## Entries from a dataset of interfaces

☆ ☆ ☆ ☆ ☆ ☆ ☆

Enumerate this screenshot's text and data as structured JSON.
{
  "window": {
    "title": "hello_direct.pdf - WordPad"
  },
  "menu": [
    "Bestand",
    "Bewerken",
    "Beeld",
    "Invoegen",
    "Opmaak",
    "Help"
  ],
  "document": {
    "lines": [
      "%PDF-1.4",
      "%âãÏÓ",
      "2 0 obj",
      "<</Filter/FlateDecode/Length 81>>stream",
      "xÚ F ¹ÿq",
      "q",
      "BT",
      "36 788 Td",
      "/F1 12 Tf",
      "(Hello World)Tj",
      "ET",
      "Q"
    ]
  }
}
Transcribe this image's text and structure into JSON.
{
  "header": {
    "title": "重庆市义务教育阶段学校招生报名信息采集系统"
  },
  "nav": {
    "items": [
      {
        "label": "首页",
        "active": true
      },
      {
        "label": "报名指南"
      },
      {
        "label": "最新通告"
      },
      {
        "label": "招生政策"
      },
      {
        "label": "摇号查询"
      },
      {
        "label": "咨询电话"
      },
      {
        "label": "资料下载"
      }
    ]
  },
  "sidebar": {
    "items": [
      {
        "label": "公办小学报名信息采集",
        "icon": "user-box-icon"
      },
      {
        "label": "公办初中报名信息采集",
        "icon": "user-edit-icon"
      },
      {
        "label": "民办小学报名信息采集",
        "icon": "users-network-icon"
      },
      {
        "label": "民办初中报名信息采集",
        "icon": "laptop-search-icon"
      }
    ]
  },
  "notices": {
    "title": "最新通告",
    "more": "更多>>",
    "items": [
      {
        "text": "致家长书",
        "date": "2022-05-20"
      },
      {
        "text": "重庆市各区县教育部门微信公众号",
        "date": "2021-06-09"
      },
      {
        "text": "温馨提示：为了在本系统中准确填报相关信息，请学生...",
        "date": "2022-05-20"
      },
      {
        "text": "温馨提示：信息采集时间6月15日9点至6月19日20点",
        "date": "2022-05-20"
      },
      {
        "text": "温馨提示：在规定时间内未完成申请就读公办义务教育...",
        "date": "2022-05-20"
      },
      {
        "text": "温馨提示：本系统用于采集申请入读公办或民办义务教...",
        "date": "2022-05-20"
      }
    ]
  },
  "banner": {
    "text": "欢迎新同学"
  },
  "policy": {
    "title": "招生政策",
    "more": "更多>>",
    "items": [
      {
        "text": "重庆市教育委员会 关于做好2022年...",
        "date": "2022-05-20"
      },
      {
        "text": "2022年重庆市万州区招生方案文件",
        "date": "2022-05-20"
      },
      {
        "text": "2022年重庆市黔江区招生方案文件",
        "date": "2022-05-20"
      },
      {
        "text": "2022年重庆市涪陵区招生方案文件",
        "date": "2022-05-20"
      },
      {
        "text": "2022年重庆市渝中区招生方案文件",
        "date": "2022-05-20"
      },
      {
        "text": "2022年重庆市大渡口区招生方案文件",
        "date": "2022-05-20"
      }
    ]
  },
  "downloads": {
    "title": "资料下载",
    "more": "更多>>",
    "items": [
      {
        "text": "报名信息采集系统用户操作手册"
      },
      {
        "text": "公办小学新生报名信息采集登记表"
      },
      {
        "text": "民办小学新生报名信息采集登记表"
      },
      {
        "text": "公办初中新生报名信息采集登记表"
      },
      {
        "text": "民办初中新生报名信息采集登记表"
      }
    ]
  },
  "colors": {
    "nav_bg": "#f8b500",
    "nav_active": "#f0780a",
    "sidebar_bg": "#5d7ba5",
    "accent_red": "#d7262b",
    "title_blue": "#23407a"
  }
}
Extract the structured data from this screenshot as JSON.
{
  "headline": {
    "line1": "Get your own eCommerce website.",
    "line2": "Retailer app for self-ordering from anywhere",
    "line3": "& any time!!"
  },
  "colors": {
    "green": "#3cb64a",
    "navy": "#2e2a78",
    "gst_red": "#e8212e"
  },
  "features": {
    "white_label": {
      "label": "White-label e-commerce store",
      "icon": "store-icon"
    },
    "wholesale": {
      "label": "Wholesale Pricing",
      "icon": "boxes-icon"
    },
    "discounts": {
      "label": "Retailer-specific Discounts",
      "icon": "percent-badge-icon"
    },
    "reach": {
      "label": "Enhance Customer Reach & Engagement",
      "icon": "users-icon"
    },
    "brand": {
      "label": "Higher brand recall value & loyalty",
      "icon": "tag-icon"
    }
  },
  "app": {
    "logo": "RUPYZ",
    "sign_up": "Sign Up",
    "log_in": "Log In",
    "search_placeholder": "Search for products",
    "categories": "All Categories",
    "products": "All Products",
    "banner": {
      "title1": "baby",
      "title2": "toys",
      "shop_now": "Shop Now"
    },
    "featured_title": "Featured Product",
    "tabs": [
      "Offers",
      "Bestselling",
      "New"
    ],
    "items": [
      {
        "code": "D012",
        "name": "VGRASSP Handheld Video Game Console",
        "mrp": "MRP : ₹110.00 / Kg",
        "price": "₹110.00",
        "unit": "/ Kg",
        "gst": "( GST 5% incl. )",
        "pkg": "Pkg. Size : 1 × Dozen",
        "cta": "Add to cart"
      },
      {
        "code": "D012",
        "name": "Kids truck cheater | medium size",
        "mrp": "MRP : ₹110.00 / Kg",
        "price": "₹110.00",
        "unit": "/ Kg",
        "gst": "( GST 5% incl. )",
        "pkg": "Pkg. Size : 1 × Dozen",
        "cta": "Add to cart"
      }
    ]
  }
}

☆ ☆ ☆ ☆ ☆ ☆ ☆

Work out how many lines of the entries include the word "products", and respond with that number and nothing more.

2